Say you’re a NASA scientist. You’ve spent years working on a projects that has cost tens of millions of dollars. When the project finally launches into space to begin its mission, you are filled with both pride in seeing your work to fruition, and a sadness that you will never see or touch the device again.
Now imagine how pissed off you would be if said project went silent for six days. That feeling of rage that you’re experiencing is, I imagine, what the scientists at NASA’s Ames Research Center felt in the late hours of March 14th, when they realized that the Kepler satellite had stopped sending them data.
So, what exactly happened? Well, according to NASA there was a hiccup during a standard reset of the network interface card which forced the satellite to go into safe mode. For those of you wanting the more technical explanation…
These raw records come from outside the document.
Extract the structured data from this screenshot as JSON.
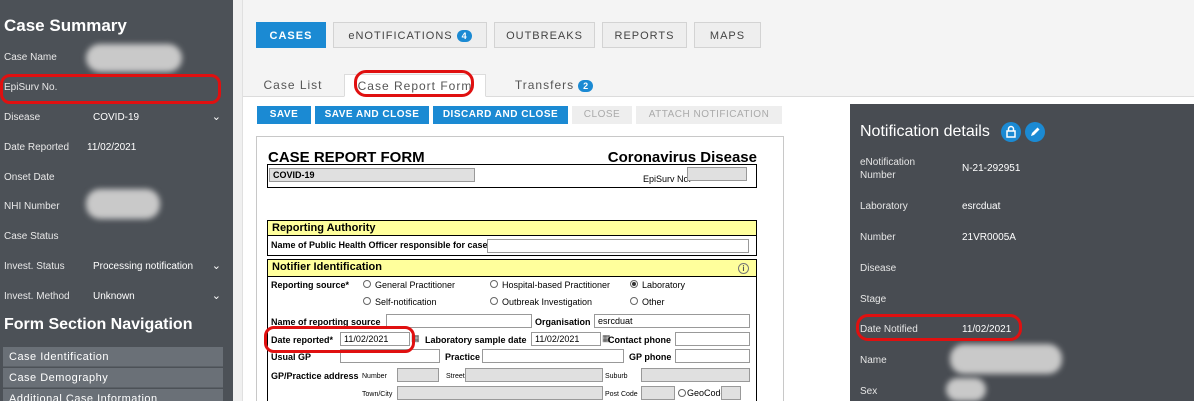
{
  "sidebar": {
    "title": "Case Summary",
    "fields": [
      {
        "label": "Case Name",
        "value": ""
      },
      {
        "label": "EpiSurv No.",
        "value": ""
      },
      {
        "label": "Disease",
        "value": "COVID-19"
      },
      {
        "label": "Date Reported",
        "value": "11/02/2021"
      },
      {
        "label": "Onset Date",
        "value": ""
      },
      {
        "label": "NHI Number",
        "value": ""
      },
      {
        "label": "Case Status",
        "value": ""
      },
      {
        "label": "Invest. Status",
        "value": "Processing notification"
      },
      {
        "label": "Invest. Method",
        "value": "Unknown"
      }
    ],
    "nav_title": "Form Section Navigation",
    "nav_items": [
      "Case Identification",
      "Case Demography",
      "Additional Case Information"
    ]
  },
  "top_tabs": [
    {
      "label": "CASES",
      "active": true
    },
    {
      "label": "eNOTIFICATIONS",
      "badge": "4"
    },
    {
      "label": "OUTBREAKS"
    },
    {
      "label": "REPORTS"
    },
    {
      "label": "MAPS"
    }
  ],
  "sub_tabs": [
    {
      "label": "Case List"
    },
    {
      "label": "Case Report Form",
      "active": true
    },
    {
      "label": "Transfers",
      "badge": "2"
    }
  ],
  "actions": {
    "save": "SAVE",
    "save_close": "SAVE AND CLOSE",
    "discard_close": "DISCARD AND CLOSE",
    "close": "CLOSE",
    "attach": "ATTACH NOTIFICATION"
  },
  "form": {
    "title": "CASE REPORT FORM",
    "disease_title": "Coronavirus Disease",
    "disease_value": "COVID-19",
    "episurv_label": "EpiSurv No.",
    "reporting_authority": {
      "heading": "Reporting Authority",
      "officer_label": "Name of Public Health Officer responsible for case"
    },
    "notifier": {
      "heading": "Notifier Identification",
      "reporting_source_label": "Reporting source*",
      "sources": [
        {
          "label": "General Practitioner",
          "selected": false
        },
        {
          "label": "Hospital-based Practitioner",
          "selected": false
        },
        {
          "label": "Laboratory",
          "selected": true
        },
        {
          "label": "Self-notification",
          "selected": false
        },
        {
          "label": "Outbreak Investigation",
          "selected": false
        },
        {
          "label": "Other",
          "selected": false
        }
      ],
      "name_source_label": "Name of reporting source",
      "organisation_label": "Organisation",
      "organisation_value": "esrcduat",
      "date_reported_label": "Date reported*",
      "date_reported_value": "11/02/2021",
      "lab_sample_label": "Laboratory sample date",
      "lab_sample_value": "11/02/2021",
      "contact_phone_label": "Contact phone",
      "usual_gp_label": "Usual GP",
      "practice_label": "Practice",
      "gp_phone_label": "GP phone",
      "gp_address_label": "GP/Practice address",
      "number_label": "Number",
      "street_label": "Street",
      "suburb_label": "Suburb",
      "town_label": "Town/City",
      "postcode_label": "Post Code",
      "geocode_label": "GeoCode"
    }
  },
  "notification": {
    "title": "Notification details",
    "rows": [
      {
        "label": "eNotification Number",
        "value": "N-21-292951"
      },
      {
        "label": "Laboratory",
        "value": "esrcduat"
      },
      {
        "label": "Number",
        "value": "21VR0005A"
      },
      {
        "label": "Disease",
        "value": ""
      },
      {
        "label": "Stage",
        "value": ""
      },
      {
        "label": "Date Notified",
        "value": "11/02/2021"
      },
      {
        "label": "Name",
        "value": ""
      },
      {
        "label": "Sex",
        "value": ""
      }
    ]
  },
  "colors": {
    "accent": "#1b8ad3",
    "sidebar_bg": "#4c5157",
    "panel_bg": "#484c52",
    "section_yellow": "#ffff9c",
    "annotation_red": "#e01010"
  },
  "icons": {
    "lock": "lock-icon",
    "edit": "pencil-icon",
    "calendar": "calendar-icon",
    "chevron": "chevron-down-icon",
    "info": "info-icon"
  }
}
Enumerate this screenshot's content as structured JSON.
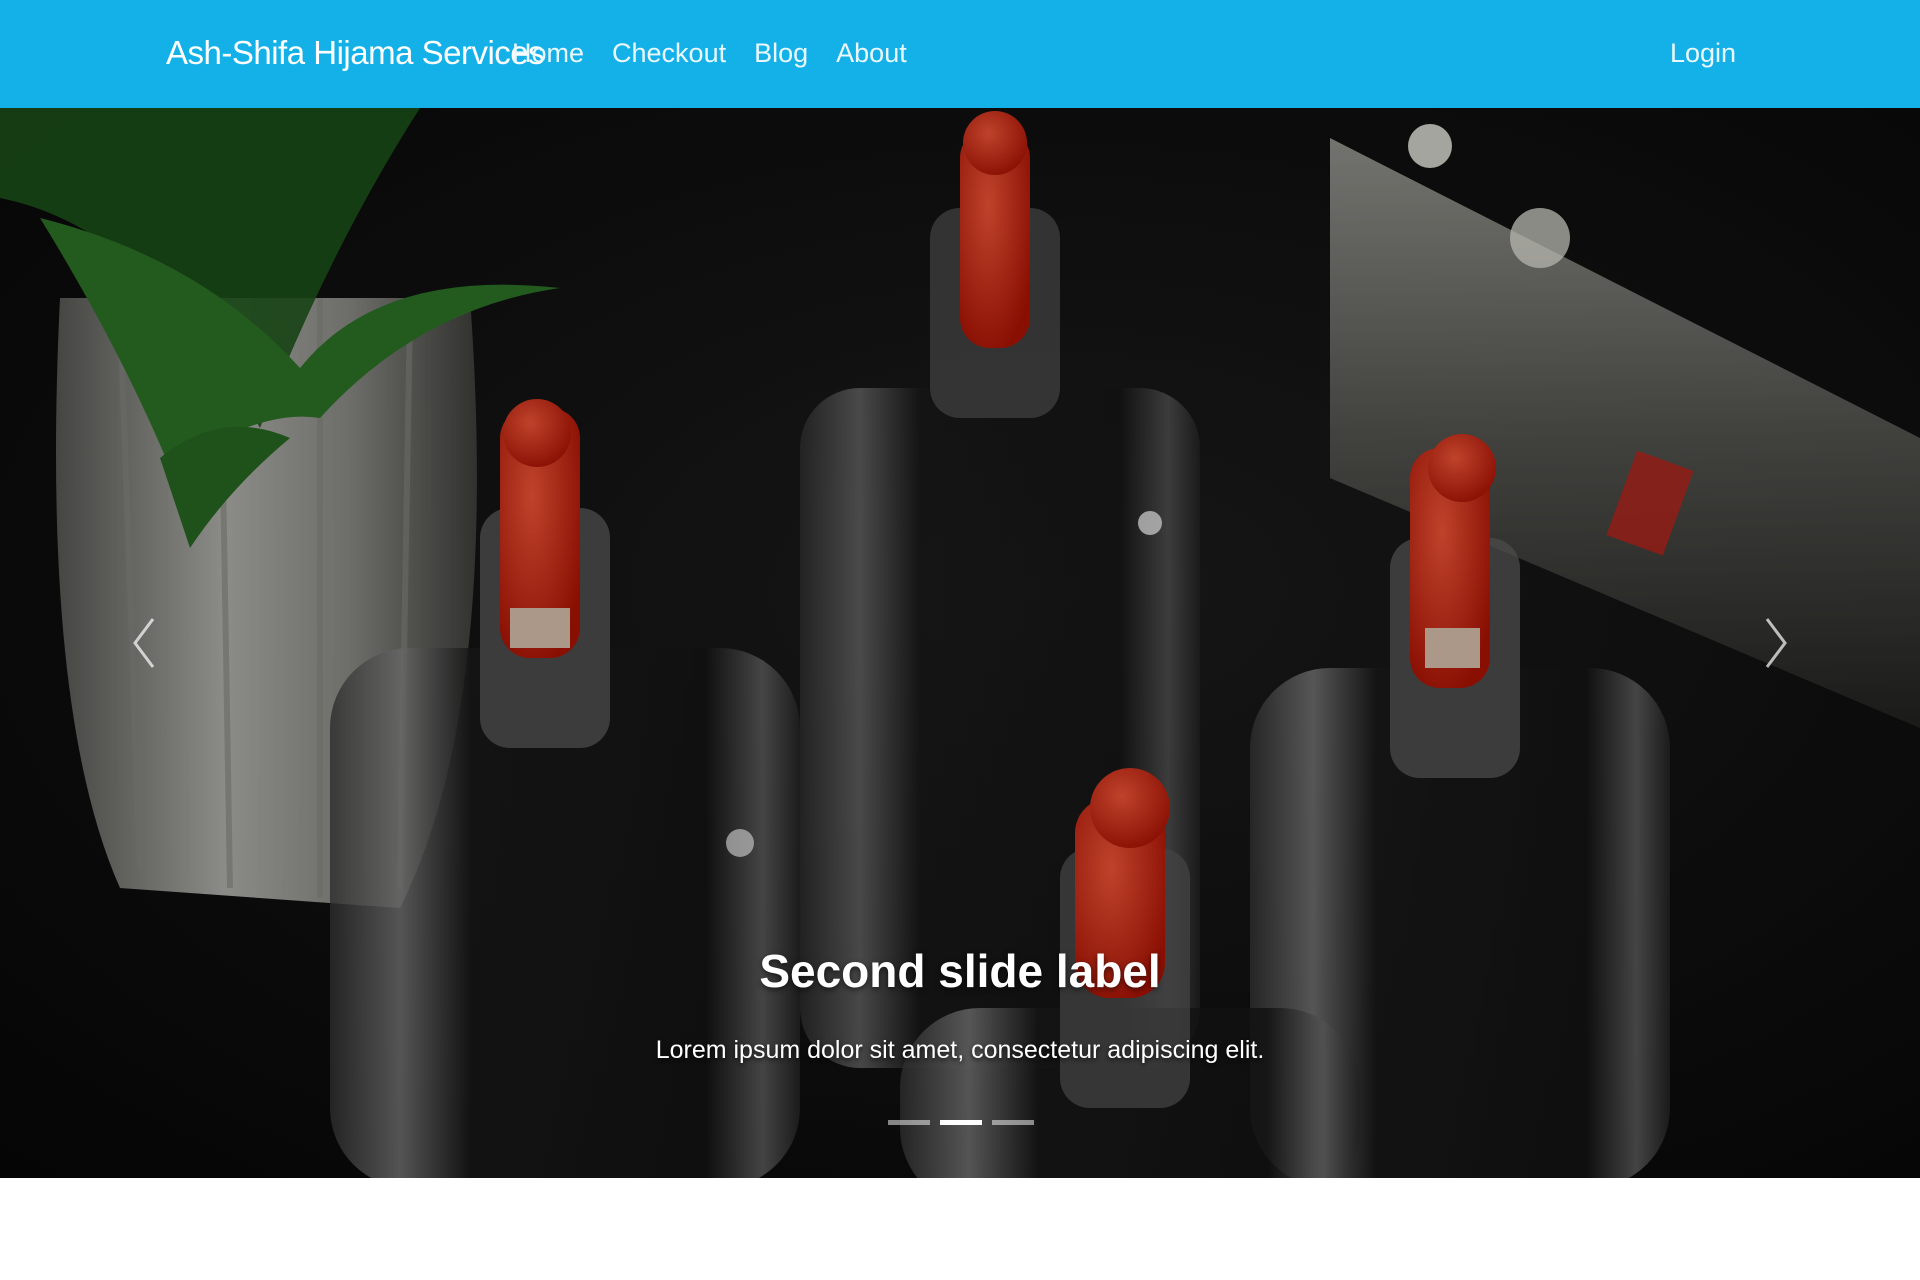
{
  "navbar": {
    "brand": "Ash-Shifa Hijama Services",
    "links": [
      "Home",
      "Checkout",
      "Blog",
      "About"
    ],
    "login": "Login",
    "background": "#13b1e8"
  },
  "carousel": {
    "caption_title": "Second slide label",
    "caption_text": "Lorem ipsum dolor sit amet, consectetur adipiscing elit.",
    "active_slide": 2,
    "slide_count": 3,
    "prev_icon": "chevron-left-icon",
    "next_icon": "chevron-right-icon",
    "image": "cupping-glasses-photo"
  }
}
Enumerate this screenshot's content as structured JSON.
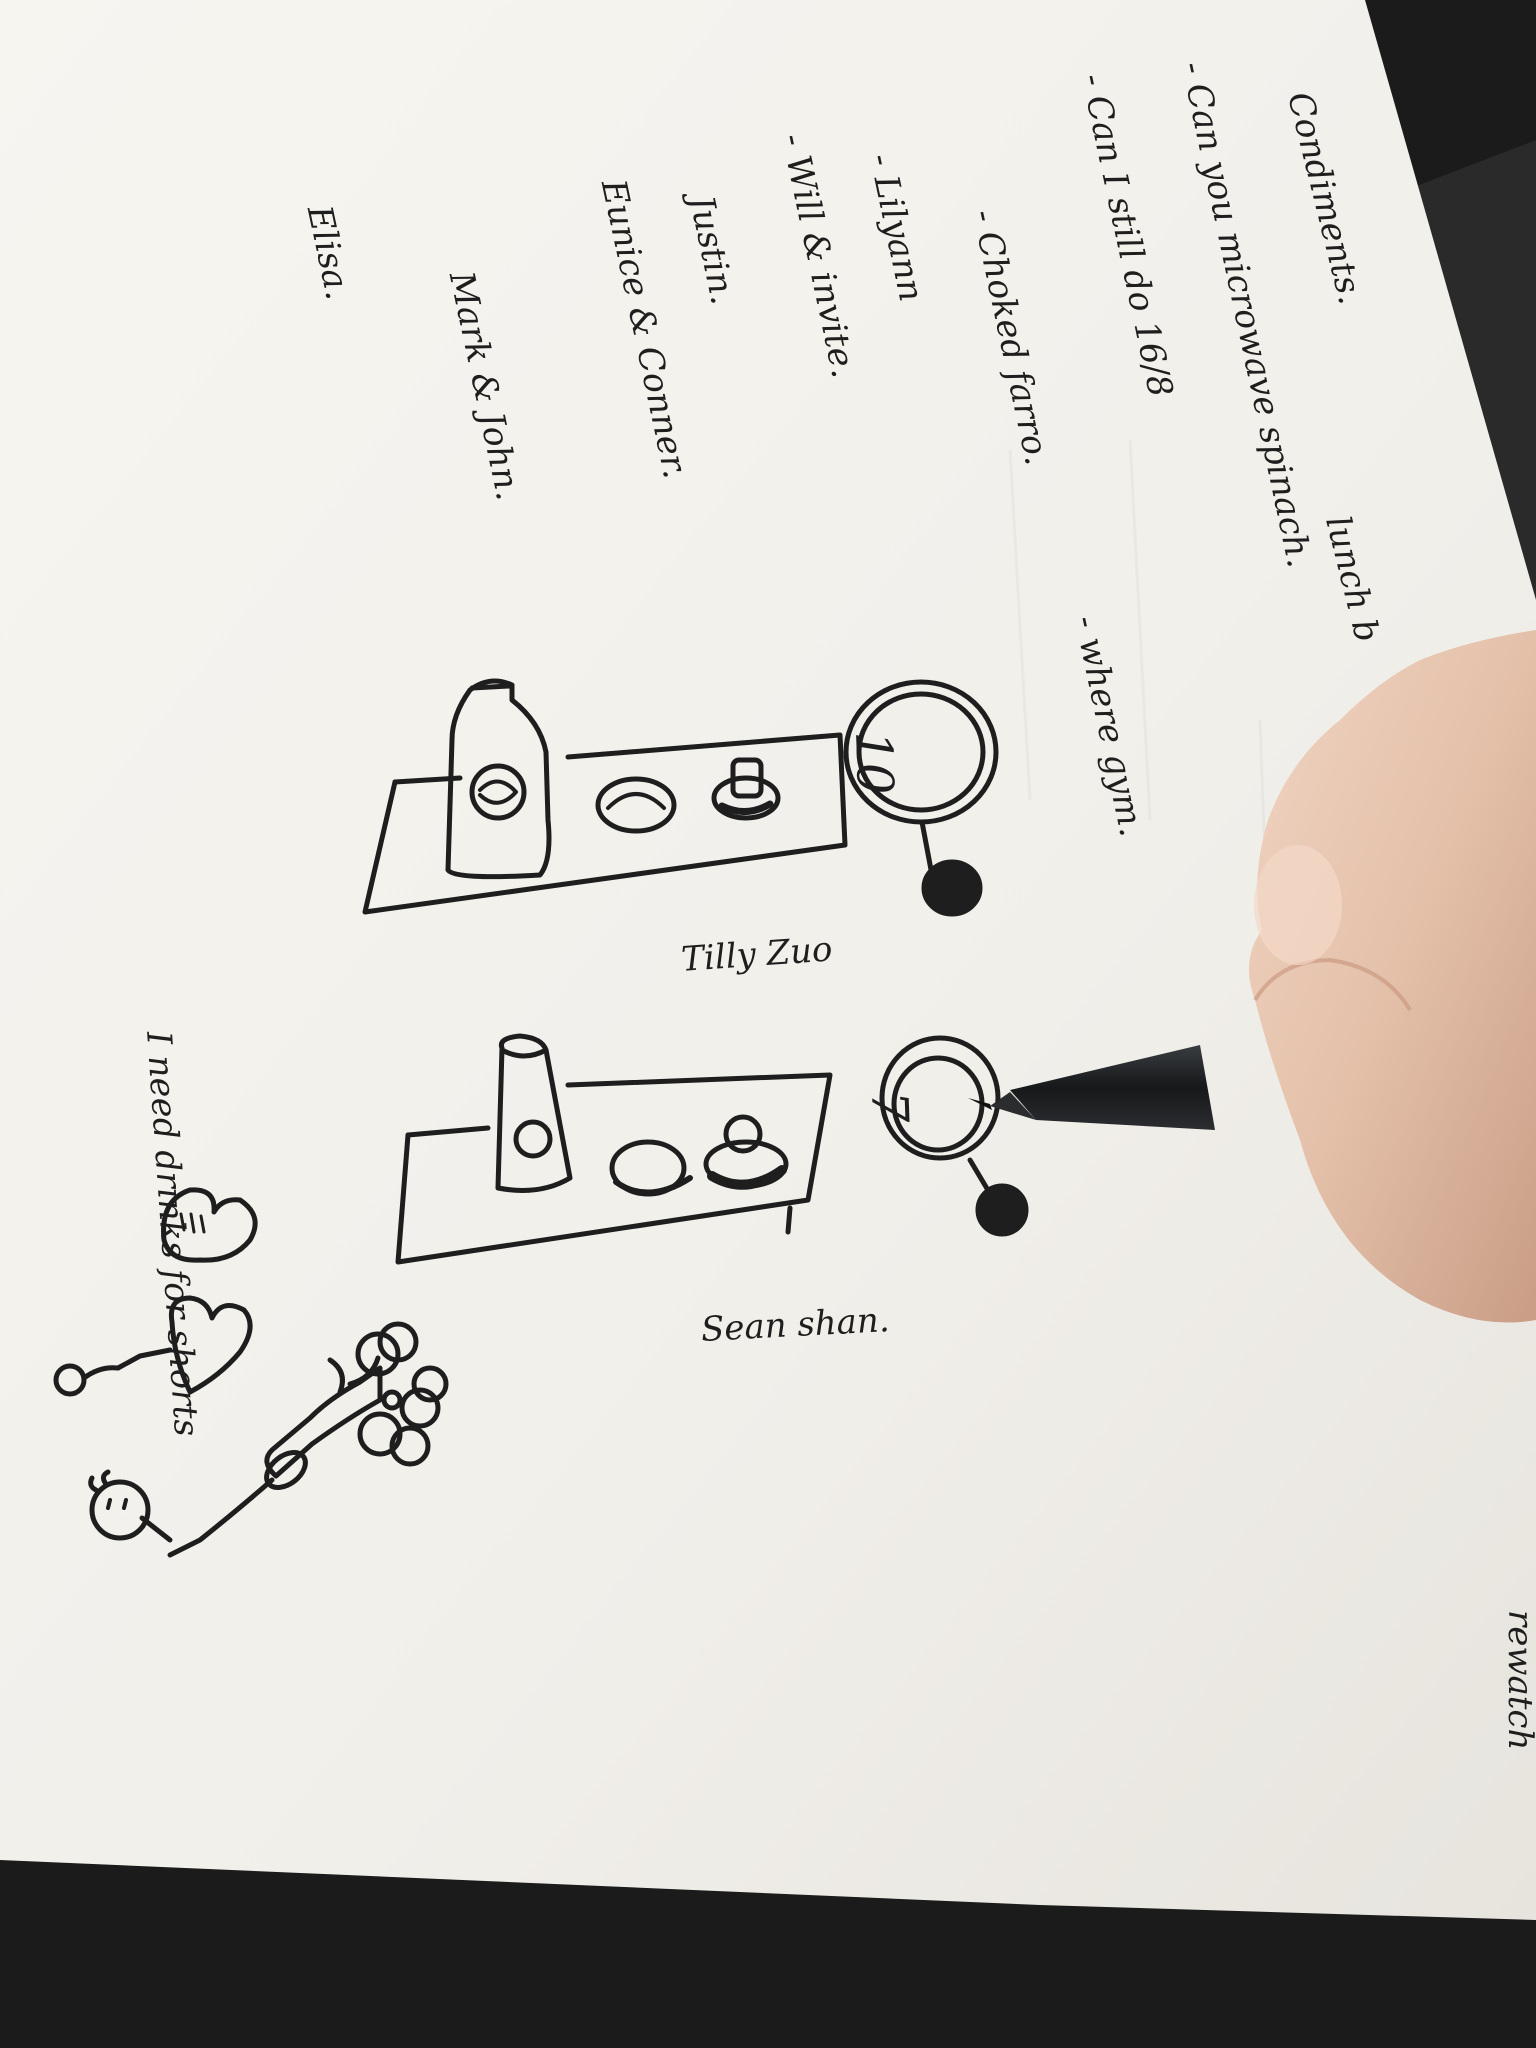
{
  "photo": {
    "colors": {
      "paper": "#f3f1ec",
      "paper_shadow": "#e2dfd8",
      "ink": "#1e1e1e",
      "desk": "#1c1c1c",
      "skin": "#e7c9b5",
      "pen": "#222426"
    }
  },
  "notes": {
    "lines": [
      "Condiments.",
      "lunch b",
      "- Can you microwave spinach.",
      "- Can I still do 16/8",
      "- where gym.",
      "- Choked farro.",
      "- Lilyann",
      "- Will & invite.",
      "Justin.",
      "Eunice & Conner.",
      "Mark & John.",
      "Elisa.",
      "I need drinks for shorts",
      "rewatch"
    ]
  },
  "sketches": [
    {
      "name": "Tilly Zuo",
      "badge": "10"
    },
    {
      "name": "Sean shan.",
      "badge": "7"
    }
  ]
}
This safe mode orientation provides the vehicle with the maximum power and limits the buildup of momentum from solar wind. The spacecraft also swapped to its backup subsystem interface box (SIB), an electronics component that provides thermal and power distribution control to all spacecraft subsystems, and powered off the photometer, the instrument used to measure light intensity to detect planets. This is a normal procedure when the spacecraft enters safe mode.
Luckily there is nothing left to fear. At 2:45am EDT on March 20th, after six-plus days of silence, Kepler came back online and contact was reestablished with the ARC. This is good news for those of us who are curious as to what is out there, as well as to those who worked for years on this project, to say the least.